Winter beater, schminter schmeater. The best cold-weather car for a Porsche 911 owner, it turns out, is a Porsche 911. I near this realization while careening a 370-horsepower Carrera T though a completely frozen track on Quebec’s Mecaglisse Circuit. It’ll take me a few more tries to get the drift of it (wink, wink), but ultimately, the German automaker is out to prove that fast cars and harsh climes can indeed coexist. That’s the idea behind the Porsche Ice Experience (formerly called “Porsche Camp4”), which puts attendees through a series of winter driving challenges on a surface that can barely be walked on.
Porsche began this program in Finland in the mid-’90s, coinciding with the launch of its all-wheel drive Carrera 911 4. Guests were invited to learn how to drift and escape a skid while driving a fleet of brand-new Porsches. Turns out countersteering exercises are enormous fun. The program went so swimmingly it was expanded to Italy, Switzerland, China, and Canada.
Here at Mecaglisse — about two hours north of Montreal — giant mountains surround a track covered in snow and ice. Apparently, the track is flooded with water every night to ensure it’s slippery enough. The cars we’re given to drive are no winter-ready SUVs either — they’re whips teenage boys mount posters of on their bedroom walls: brand-new 2019 Carrera 4S and Carrera T models outfitted with 1.5-millimetre studded winter tires. The program is offered at three levels of increasing difficulty: Ice Experience, Ice Force, and Ice Force Pro. Today, I’m taking an abridged version of the Ice Experience.
I’m not the most proficient winter motorist. I spun out on the 401 once and ugly cried for a good five seconds before realizing there was no traffic behind me and I wasn’t going die. So, you know, I had some jitters going into this thing.
Fortunately, Porsche’s talented fleet of instructors inspires some confidence. Among the team are Porsche factory driver and 12 Hours of Sebring winner Kees Nierop and Kart racing champ Ben Cooper. We’re taught some basics: weight transfer, understeer and oversteer, and “don’t do anything dumb or we won’t tow you out of the snowbank.” Cool, cool.
We begin with a large skid pad designed to teach us how to avoid understeer. Basically, once you feel the nose pushing wide, you’ve got to get off the throttle, which sends the weight forward, back to your front wheels. The polar opposite of this, so to speak, is oversteer — you’ve turned way too much, and the rear end is swerving too far out. At this point, you want to steer in the opposite direction that you’re currently heading.
Do I master this portion of the exercise? Not quite. In any case, doing donuts on a sheet of ice in a Porsche 911 is a considerable thrill. At one point, I Quebec Drift my way through the skid pad — or at least it feels like I do. We’re told the secret to drifting on snow in a Porsche is not constantly steering — in fact, it’s hardly steering at all. So advanced are the stability control systems in these machines that drifting is left all to throttle modulation.
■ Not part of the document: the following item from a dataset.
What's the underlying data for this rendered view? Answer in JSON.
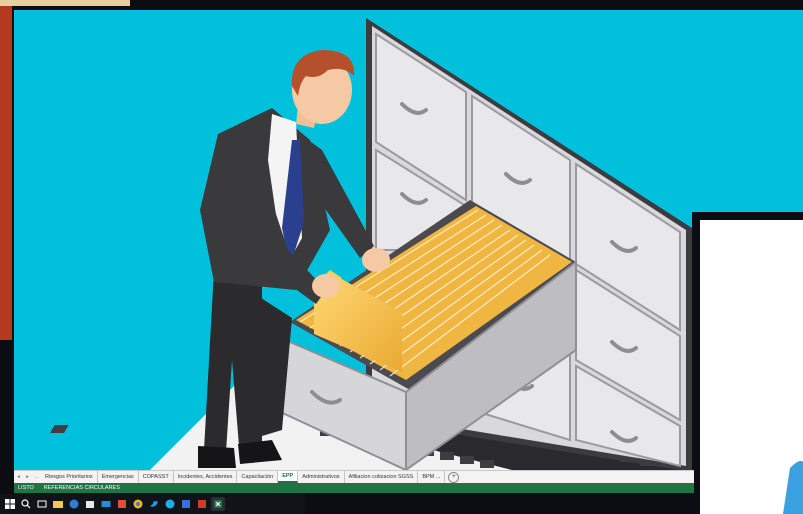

At another point, we tackle a slalom course designed to help drivers understand side-to-side vehicle dynamics. Here it’s all about transferring weight forwards, so the car can rotate smoothly through the turn. When approaching a turn, I’m told to lift off the throttle, turn the wheel, and hit the brakes. Do I crush a few pylons? Absolutely. But after a couple tries, and some careful coaching over my walkie-talkie, I’m slithering through turns like I’m motherfucking Batman. (I’m pretty sure he takes the Batmobile on ice at some point during Batman & Robin.) [Editor’s note: He does, or some version of it, anyhow.]
The grand finale of the day is an open course — essentially, an adult version of one of the snow levels in Mario Kart. Here we’re able to put everything we’ve learned into practice. There are some hills and hairpins and some instructors pumping you up trackside. It’s exhilarating. A couple drivers pirouette into snowbanks, and I can proudly say I wasn’t one of them. Maybe I actually learned something today! Or maybe the truth is you’ve got to try pretty damn hard to spin-out a 911. (Although turning off the stability management will get you there faster). Say what you will about how unparalleled your favourite Italian supercar is on a racetrack — perhaps the true test of a machine is how it performs in the most treacherous of conditions.
And the true test of a driver is whether he can steer out of a skid without shedding a tear.